With torn up hallways and exposed wiring, Furnald Hall is under renovation and now just a skeleton of what it will be. But students who recently toured the residence hall took one look around, and, like first-time home buyers, used their imaginative powers to decorate.
"What's the square footage?" asked Josh Ratner, CC'98, a representative on the Undergraduate Housing Council, as he stood amidst the rubble of a future single room on the ninth floor. "How much closet space?"
The renovation of Furnald, which began last May, will be completed on schedule later this spring and be ready for students to move in for the start of the next school year. The number of beds in Furnald has decreased from 267 to 234, primarily to make room for more bathrooms and larger lounge areas.
Among other details that will make the senior residence facility seem like home to students are: common kitchen areas and lounges on each floor, cable and Ethernet hook-ups in each room, custom-made door frame moldings, an interview room and a computer room. While most of the building has been gutted, some original antique features have been preserved, such as cast iron and wood banisters in the stairwells and the original dark wood paneling in the first floor lounge.
"I think it's wonderful that they've been able to renovate it all in a year," Ratner said. "A lot of seniors were upset about it last year, and many students were worried they wouldn't get a chance to live there. Furnald is really the social center for seniors. It is one of the oldest buildings on campus, and it does have some mystique."
Harris A. Schwartz, director of University residence halls, said special attention was given to creating more single rooms. The singles are approximately 120 square feet, with some tenth floor rooms larger.
There will be no more walk-through doubles, which means doubles will be arranged so students have equal access to their rooms from the hall.
The renovation, being overseen by Columbia's project manager Marcelo Velez, includes replacement of all the wiring, plumbing, heating and air conditioning systems in the facility.
Furnald Hall opened in 1913 as a residence hall.

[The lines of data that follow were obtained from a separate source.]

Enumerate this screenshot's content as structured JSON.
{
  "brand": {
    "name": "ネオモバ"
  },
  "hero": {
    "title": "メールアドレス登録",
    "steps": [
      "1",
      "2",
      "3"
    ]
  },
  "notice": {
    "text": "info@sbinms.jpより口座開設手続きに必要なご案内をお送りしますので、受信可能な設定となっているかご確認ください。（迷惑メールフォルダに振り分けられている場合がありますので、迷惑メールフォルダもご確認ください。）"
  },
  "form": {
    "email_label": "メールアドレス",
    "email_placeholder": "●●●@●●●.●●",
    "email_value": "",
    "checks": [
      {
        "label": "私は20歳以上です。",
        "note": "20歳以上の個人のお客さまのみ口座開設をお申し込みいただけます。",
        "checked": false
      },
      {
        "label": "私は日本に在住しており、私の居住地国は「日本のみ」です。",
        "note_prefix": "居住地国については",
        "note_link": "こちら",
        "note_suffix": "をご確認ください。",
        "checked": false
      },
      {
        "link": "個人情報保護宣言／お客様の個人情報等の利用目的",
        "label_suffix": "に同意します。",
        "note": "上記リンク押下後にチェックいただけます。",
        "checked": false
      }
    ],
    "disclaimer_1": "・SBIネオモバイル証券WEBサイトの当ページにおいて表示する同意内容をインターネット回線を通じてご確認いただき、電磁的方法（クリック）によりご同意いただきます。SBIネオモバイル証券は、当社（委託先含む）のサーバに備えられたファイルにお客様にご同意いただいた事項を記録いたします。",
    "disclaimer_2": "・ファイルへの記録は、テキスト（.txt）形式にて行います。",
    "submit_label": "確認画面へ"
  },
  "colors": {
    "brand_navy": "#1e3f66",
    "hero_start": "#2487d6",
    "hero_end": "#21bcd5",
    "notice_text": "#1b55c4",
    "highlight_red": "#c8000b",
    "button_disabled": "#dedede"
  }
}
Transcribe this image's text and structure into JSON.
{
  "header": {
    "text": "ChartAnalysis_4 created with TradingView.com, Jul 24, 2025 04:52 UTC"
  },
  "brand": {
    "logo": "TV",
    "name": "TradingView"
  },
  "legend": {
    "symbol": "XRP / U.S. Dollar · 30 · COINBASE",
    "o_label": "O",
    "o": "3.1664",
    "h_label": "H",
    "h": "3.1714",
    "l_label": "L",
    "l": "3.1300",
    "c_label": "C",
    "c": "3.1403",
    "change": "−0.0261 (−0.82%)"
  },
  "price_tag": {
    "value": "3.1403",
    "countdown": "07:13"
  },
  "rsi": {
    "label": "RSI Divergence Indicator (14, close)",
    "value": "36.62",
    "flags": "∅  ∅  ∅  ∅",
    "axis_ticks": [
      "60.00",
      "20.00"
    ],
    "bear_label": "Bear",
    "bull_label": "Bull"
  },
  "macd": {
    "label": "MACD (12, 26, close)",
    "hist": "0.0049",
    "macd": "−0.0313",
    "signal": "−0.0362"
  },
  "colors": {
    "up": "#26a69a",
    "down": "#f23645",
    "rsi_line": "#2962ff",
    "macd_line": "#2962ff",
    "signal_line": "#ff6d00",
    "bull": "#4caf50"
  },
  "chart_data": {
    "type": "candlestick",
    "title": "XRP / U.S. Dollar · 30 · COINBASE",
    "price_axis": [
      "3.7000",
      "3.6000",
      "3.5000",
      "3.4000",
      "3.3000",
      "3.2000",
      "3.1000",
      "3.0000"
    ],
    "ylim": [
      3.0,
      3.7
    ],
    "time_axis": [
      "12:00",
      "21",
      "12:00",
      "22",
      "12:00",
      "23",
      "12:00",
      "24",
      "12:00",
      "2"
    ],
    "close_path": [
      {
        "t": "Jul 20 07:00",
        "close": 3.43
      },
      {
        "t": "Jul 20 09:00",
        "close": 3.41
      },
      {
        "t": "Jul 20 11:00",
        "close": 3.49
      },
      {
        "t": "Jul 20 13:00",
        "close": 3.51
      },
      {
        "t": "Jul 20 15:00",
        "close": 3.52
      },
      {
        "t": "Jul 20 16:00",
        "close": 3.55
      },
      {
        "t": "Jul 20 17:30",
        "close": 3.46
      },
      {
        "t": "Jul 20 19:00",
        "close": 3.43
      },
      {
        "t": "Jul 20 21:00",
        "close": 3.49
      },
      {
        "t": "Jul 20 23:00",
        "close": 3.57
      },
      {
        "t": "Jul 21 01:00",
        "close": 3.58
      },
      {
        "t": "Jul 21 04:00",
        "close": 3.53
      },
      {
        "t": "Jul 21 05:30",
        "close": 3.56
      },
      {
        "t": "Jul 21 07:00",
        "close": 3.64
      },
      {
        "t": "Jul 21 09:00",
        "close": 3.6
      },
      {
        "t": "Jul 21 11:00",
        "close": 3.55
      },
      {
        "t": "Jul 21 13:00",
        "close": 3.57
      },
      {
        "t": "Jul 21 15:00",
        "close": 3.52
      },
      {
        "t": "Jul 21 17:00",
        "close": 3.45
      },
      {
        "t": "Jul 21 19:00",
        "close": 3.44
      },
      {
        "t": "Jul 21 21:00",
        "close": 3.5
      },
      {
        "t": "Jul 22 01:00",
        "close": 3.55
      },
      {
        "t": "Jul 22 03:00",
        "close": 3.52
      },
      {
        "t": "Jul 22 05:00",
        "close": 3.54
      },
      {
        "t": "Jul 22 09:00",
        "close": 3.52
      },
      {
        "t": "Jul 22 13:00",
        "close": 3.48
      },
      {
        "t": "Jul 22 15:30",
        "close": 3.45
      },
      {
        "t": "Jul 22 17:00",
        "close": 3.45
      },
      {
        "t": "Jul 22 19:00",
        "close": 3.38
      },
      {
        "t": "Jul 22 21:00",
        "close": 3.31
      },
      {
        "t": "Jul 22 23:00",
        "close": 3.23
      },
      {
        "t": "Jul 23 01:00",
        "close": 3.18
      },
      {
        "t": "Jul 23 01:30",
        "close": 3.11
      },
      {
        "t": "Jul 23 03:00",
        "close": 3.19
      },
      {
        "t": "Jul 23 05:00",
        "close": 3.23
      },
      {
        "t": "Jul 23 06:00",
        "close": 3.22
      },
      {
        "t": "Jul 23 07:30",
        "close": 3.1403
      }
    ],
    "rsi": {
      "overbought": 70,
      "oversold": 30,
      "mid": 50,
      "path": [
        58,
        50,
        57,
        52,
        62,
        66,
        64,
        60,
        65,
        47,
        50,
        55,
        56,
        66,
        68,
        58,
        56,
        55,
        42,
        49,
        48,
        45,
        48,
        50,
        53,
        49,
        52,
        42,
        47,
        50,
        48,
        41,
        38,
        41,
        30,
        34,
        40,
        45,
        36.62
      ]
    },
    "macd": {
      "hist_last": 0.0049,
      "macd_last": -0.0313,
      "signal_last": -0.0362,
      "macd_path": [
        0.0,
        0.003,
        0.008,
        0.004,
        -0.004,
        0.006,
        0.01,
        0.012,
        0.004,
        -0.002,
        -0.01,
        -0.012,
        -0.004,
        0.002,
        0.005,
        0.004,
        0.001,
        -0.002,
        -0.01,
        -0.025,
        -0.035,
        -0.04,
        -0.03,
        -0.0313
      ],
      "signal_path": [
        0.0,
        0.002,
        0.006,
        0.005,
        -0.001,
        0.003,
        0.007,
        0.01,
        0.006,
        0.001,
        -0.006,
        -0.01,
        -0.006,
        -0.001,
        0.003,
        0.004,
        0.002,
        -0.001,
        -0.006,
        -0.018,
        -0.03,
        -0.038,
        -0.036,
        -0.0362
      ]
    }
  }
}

Named after Royal Blackler Furnald, CC'01, it once served as a women's graduate dormitory and as a residence for the Law School.
During World War II, Furnald housed Navy midshipmen in training and was later mentioned in the novel, The Caine Mutiny, written by Herman Wouk, CC'34.
Columbia University Record -- March 8, 1996 -- Vol. 21, No. 19